However, if an iron ochre buildup causes (for example) a blocked wastewater pipe in the basement to suddenly back up or burst, the resulting water damage may be covered.
The important aspect to retain is the notion of suddenness.
If iron ochre spills into the basement after a sudden pipe burst, the resulting property damage may be covered. On the other hand, damage caused by iron ochre sludge slowly oozing into the basement or into the walls over a long period of time would not be covered, because the homeowner neglected to address it.
A hidden defect is any problem that is serious, hidden, exists at the time of sale, and is unknown to the buyer at the time of the transaction. Depending on the situation, the presence of iron ochre can be considered a hidden defect that is the seller’s responsibility.
For example, if the seller did not disclose that there were iron ochre deposits in the French drain, this would be considered a hidden defect.

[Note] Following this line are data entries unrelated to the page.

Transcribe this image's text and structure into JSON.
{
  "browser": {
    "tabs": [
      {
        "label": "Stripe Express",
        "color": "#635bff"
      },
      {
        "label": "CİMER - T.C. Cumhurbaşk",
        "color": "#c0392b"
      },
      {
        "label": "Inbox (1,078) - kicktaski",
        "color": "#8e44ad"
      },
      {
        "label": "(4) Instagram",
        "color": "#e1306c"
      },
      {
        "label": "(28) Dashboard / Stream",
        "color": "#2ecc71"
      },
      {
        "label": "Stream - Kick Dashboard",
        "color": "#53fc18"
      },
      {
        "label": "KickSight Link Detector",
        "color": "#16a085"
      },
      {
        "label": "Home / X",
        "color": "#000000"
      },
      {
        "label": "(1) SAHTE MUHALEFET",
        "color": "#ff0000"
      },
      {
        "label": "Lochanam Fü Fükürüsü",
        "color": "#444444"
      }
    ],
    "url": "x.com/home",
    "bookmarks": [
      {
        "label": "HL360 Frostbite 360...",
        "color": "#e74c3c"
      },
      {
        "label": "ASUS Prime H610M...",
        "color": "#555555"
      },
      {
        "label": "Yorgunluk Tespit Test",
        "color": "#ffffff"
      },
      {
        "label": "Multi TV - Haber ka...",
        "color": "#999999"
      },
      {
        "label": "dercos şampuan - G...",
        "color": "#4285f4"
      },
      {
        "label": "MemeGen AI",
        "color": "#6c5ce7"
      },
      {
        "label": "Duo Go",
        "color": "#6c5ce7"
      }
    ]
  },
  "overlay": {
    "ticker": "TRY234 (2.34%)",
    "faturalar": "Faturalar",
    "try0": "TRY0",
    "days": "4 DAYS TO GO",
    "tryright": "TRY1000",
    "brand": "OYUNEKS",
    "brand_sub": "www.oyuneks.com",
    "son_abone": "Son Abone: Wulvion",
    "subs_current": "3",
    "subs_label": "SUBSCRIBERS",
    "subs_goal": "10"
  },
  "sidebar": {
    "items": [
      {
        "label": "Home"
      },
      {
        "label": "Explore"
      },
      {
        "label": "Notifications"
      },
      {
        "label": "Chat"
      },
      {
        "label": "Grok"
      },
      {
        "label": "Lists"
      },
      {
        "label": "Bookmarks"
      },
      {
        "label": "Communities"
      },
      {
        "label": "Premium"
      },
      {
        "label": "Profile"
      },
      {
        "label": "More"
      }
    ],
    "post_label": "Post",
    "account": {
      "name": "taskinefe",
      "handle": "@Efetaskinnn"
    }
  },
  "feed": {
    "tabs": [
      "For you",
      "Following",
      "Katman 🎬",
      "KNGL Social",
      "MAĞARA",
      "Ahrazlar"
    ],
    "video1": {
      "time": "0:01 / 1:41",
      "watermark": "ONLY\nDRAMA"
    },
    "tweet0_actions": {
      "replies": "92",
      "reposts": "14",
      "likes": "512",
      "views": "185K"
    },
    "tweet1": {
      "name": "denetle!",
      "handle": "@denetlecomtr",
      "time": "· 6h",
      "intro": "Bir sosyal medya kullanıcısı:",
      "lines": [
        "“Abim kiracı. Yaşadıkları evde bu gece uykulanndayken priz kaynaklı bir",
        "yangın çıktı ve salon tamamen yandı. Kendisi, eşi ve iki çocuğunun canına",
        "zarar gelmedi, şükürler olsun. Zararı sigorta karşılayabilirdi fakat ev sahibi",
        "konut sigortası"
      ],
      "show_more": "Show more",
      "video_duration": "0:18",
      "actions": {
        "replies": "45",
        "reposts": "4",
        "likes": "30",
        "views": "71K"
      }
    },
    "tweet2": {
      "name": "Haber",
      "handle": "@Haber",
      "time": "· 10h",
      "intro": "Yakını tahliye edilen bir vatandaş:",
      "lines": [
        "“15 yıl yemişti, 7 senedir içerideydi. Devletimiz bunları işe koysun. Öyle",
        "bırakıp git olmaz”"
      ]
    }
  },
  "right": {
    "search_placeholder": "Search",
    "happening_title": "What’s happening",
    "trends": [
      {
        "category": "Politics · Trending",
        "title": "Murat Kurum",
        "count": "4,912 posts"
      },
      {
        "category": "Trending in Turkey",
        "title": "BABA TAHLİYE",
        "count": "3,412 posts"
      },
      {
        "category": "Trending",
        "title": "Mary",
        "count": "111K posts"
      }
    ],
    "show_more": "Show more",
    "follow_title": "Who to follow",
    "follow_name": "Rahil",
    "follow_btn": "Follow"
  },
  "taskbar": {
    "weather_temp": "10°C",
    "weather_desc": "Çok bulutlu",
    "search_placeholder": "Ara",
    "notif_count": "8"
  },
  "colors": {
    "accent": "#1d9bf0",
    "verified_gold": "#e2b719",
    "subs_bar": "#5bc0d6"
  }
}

However, if iron ochre were to form after the sale of the property, it would not be considered a hidden defect, as it was a problem that did not exist at the time of sale. Equally, if the buyer could see patches of orange-coloured iron ochre on the front lawn when they visited the property, the presence of iron ochre would not be considered a hidden defect.
No. Iron is a naturally occurring substance in the soil that mixes with water and air, so eliminating iron ochre altogether is not feasible.
An iron ochre analysis performed by a professional can detect the presence of iron ochre.
Typically, a sample of water is taken from inside the drainage system or from shallow groundwater and analyzed for Ph level, bacterial activity, and the amount of iron. An iron indicator test strip is used to measure the concentration of ferrous iron in mg/L. A reading of below 1 is considered negligible, 1-5 is low, 5-10 is moderate, 10-25 is high and anything above 25 is very high.
Want to learn more? Visit our Homeowner resource centre for more articles created specifically to help you navigate homeownership. Or, get an online quote in under 5 minutes and find out how affordable personalized home insurance can be.
Check out these related articles:
Get a personalized online home insurance quote in just 5 minutes and see how much money you can save by switching to Square One.
Even when you take precautions, accidents can happen. Home insurance is one way to protect your family against financial losses from accidents. And, home insurance can start from as little as $12/month.